#### Problem:
Please reproduce every entry below without omitting a single line.

Stored data:
■ ■ ■ ■ ■ ■ ■

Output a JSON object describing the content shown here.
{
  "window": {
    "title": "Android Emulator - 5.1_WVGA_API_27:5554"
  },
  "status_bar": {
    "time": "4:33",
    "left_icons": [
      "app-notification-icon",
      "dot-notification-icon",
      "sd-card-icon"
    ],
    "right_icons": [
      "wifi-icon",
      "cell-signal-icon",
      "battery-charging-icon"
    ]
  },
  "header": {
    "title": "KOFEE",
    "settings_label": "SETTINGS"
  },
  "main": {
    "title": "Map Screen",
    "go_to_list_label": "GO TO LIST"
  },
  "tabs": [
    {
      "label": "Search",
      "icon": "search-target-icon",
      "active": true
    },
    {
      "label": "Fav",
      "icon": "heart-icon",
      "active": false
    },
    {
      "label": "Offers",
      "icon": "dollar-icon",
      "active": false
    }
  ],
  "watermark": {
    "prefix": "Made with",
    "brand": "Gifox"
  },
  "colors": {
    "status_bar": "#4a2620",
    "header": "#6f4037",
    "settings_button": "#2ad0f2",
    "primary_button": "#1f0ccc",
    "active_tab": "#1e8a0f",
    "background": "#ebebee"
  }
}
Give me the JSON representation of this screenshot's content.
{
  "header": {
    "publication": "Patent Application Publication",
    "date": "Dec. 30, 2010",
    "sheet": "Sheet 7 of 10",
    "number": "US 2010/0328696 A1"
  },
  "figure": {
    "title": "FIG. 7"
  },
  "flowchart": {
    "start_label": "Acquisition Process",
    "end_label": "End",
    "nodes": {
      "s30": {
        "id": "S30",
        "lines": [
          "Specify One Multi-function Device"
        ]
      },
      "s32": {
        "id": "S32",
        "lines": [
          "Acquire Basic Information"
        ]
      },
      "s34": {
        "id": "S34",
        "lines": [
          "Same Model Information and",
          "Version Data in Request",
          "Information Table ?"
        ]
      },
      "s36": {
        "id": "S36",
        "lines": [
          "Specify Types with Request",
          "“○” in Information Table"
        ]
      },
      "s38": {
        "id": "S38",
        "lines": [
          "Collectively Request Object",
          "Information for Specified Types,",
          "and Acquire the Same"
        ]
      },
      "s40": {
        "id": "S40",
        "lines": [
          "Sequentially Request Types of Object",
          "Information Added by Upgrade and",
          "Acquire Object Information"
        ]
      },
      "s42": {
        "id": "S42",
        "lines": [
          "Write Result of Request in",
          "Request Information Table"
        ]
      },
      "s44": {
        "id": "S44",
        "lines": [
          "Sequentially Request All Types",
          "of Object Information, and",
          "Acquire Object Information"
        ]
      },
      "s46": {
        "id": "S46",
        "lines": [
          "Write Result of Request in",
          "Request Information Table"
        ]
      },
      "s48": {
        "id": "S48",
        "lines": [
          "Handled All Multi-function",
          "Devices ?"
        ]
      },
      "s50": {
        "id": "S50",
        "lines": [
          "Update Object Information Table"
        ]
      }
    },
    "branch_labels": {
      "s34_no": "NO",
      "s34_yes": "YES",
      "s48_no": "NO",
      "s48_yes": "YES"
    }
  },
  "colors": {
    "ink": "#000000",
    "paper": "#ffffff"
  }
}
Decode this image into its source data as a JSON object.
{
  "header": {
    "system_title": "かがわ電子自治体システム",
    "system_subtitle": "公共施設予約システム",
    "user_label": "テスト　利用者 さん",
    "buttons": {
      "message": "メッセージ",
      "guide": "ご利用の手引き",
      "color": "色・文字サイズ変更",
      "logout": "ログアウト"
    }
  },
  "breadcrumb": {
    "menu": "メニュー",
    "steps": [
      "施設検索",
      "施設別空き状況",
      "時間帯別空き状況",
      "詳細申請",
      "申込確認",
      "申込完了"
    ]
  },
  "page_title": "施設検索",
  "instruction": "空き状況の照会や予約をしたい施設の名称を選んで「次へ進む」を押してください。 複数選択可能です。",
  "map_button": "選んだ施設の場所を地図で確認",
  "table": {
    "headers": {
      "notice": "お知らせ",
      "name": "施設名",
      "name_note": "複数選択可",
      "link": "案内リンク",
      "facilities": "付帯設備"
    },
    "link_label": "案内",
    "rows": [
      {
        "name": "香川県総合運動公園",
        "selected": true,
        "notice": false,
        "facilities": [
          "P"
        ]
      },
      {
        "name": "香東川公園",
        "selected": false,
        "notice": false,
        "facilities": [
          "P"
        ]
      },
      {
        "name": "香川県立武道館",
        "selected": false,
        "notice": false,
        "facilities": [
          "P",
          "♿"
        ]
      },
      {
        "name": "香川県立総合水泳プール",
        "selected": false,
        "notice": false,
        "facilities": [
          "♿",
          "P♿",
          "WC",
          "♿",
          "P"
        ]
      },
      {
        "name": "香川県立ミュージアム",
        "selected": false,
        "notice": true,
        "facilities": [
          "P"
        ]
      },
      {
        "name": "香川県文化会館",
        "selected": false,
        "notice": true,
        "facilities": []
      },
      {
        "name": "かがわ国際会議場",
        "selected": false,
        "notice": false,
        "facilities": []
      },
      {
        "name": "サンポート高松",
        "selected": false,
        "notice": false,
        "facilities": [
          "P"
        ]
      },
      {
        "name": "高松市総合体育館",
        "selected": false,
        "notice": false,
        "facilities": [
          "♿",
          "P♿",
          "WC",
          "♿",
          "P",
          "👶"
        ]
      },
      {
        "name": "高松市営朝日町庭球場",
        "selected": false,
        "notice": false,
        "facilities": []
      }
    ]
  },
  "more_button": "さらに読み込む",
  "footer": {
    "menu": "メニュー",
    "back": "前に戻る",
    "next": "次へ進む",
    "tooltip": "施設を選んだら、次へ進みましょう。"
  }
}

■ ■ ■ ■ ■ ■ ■

#### Exercise output:
Output a JSON object describing the content shown here.
{
  "window": {
    "title": "Android Emulator - 5.1_WVGA_API_27:5554"
  },
  "status_bar": {
    "time": "4:33",
    "left_icons": [
      "app-notification-icon",
      "dot-notification-icon",
      "sd-card-icon"
    ],
    "right_icons": [
      "wifi-icon",
      "cell-signal-icon",
      "battery-charging-icon"
    ]
  },
  "header": {
    "title": "KOFEE",
    "settings_label": "SETTINGS"
  },
  "main": {
    "title": "Map Screen",
    "go_to_list_label": "GO TO LIST"
  },
  "tabs": [
    {
      "label": "Search",
      "icon": "search-target-icon",
      "active": true
    },
    {
      "label": "Fav",
      "icon": "heart-icon",
      "active": false
    },
    {
      "label": "Offers",
      "icon": "dollar-icon",
      "active": false
    }
  ],
  "watermark": {
    "prefix": "Made with",
    "brand": "Gifox"
  },
  "colors": {
    "status_bar": "#4a2620",
    "header": "#6f4037",
    "settings_button": "#2ad0f2",
    "primary_button": "#1f0ccc",
    "active_tab": "#1e8a0f",
    "background": "#ebebee"
  }
}
Give me the JSON representation of this screenshot's content.
{
  "header": {
    "publication": "Patent Application Publication",
    "date": "Dec. 30, 2010",
    "sheet": "Sheet 7 of 10",
    "number": "US 2010/0328696 A1"
  },
  "figure": {
    "title": "FIG. 7"
  },
  "flowchart": {
    "start_label": "Acquisition Process",
    "end_label": "End",
    "nodes": {
      "s30": {
        "id": "S30",
        "lines": [
          "Specify One Multi-function Device"
        ]
      },
      "s32": {
        "id": "S32",
        "lines": [
          "Acquire Basic Information"
        ]
      },
      "s34": {
        "id": "S34",
        "lines": [
          "Same Model Information and",
          "Version Data in Request",
          "Information Table ?"
        ]
      },
      "s36": {
        "id": "S36",
        "lines": [
          "Specify Types with Request",
          "“○” in Information Table"
        ]
      },
      "s38": {
        "id": "S38",
        "lines": [
          "Collectively Request Object",
          "Information for Specified Types,",
          "and Acquire the Same"
        ]
      },
      "s40": {
        "id": "S40",
        "lines": [
          "Sequentially Request Types of Object",
          "Information Added by Upgrade and",
          "Acquire Object Information"
        ]
      },
      "s42": {
        "id": "S42",
        "lines": [
          "Write Result of Request in",
          "Request Information Table"
        ]
      },
      "s44": {
        "id": "S44",
        "lines": [
          "Sequentially Request All Types",
          "of Object Information, and",
          "Acquire Object Information"
        ]
      },
      "s46": {
        "id": "S46",
        "lines": [
          "Write Result of Request in",
          "Request Information Table"
        ]
      },
      "s48": {
        "id": "S48",
        "lines": [
          "Handled All Multi-function",
          "Devices ?"
        ]
      },
      "s50": {
        "id": "S50",
        "lines": [
          "Update Object Information Table"
        ]
      }
    },
    "branch_labels": {
      "s34_no": "NO",
      "s34_yes": "YES",
      "s48_no": "NO",
      "s48_yes": "YES"
    }
  },
  "colors": {
    "ink": "#000000",
    "paper": "#ffffff"
  }
}
Decode this image into its source data as a JSON object.
{
  "header": {
    "system_title": "かがわ電子自治体システム",
    "system_subtitle": "公共施設予約システム",
    "user_label": "テスト　利用者 さん",
    "buttons": {
      "message": "メッセージ",
      "guide": "ご利用の手引き",
      "color": "色・文字サイズ変更",
      "logout": "ログアウト"
    }
  },
  "breadcrumb": {
    "menu": "メニュー",
    "steps": [
      "施設検索",
      "施設別空き状況",
      "時間帯別空き状況",
      "詳細申請",
      "申込確認",
      "申込完了"
    ]
  },
  "page_title": "施設検索",
  "instruction": "空き状況の照会や予約をしたい施設の名称を選んで「次へ進む」を押してください。 複数選択可能です。",
  "map_button": "選んだ施設の場所を地図で確認",
  "table": {
    "headers": {
      "notice": "お知らせ",
      "name": "施設名",
      "name_note": "複数選択可",
      "link": "案内リンク",
      "facilities": "付帯設備"
    },
    "link_label": "案内",
    "rows": [
      {
        "name": "香川県総合運動公園",
        "selected": true,
        "notice": false,
        "facilities": [
          "P"
        ]
      },
      {
        "name": "香東川公園",
        "selected": false,
        "notice": false,
        "facilities": [
          "P"
        ]
      },
      {
        "name": "香川県立武道館",
        "selected": false,
        "notice": false,
        "facilities": [
          "P",
          "♿"
        ]
      },
      {
        "name": "香川県立総合水泳プール",
        "selected": false,
        "notice": false,
        "facilities": [
          "♿",
          "P♿",
          "WC",
          "♿",
          "P"
        ]
      },
      {
        "name": "香川県立ミュージアム",
        "selected": false,
        "notice": true,
        "facilities": [
          "P"
        ]
      },
      {
        "name": "香川県文化会館",
        "selected": false,
        "notice": true,
        "facilities": []
      },
      {
        "name": "かがわ国際会議場",
        "selected": false,
        "notice": false,
        "facilities": []
      },
      {
        "name": "サンポート高松",
        "selected": false,
        "notice": false,
        "facilities": [
          "P"
        ]
      },
      {
        "name": "高松市総合体育館",
        "selected": false,
        "notice": false,
        "facilities": [
          "♿",
          "P♿",
          "WC",
          "♿",
          "P",
          "👶"
        ]
      },
      {
        "name": "高松市営朝日町庭球場",
        "selected": false,
        "notice": false,
        "facilities": []
      }
    ]
  },
  "more_button": "さらに読み込む",
  "footer": {
    "menu": "メニュー",
    "back": "前に戻る",
    "next": "次へ進む",
    "tooltip": "施設を選んだら、次へ進みましょう。"
  }
}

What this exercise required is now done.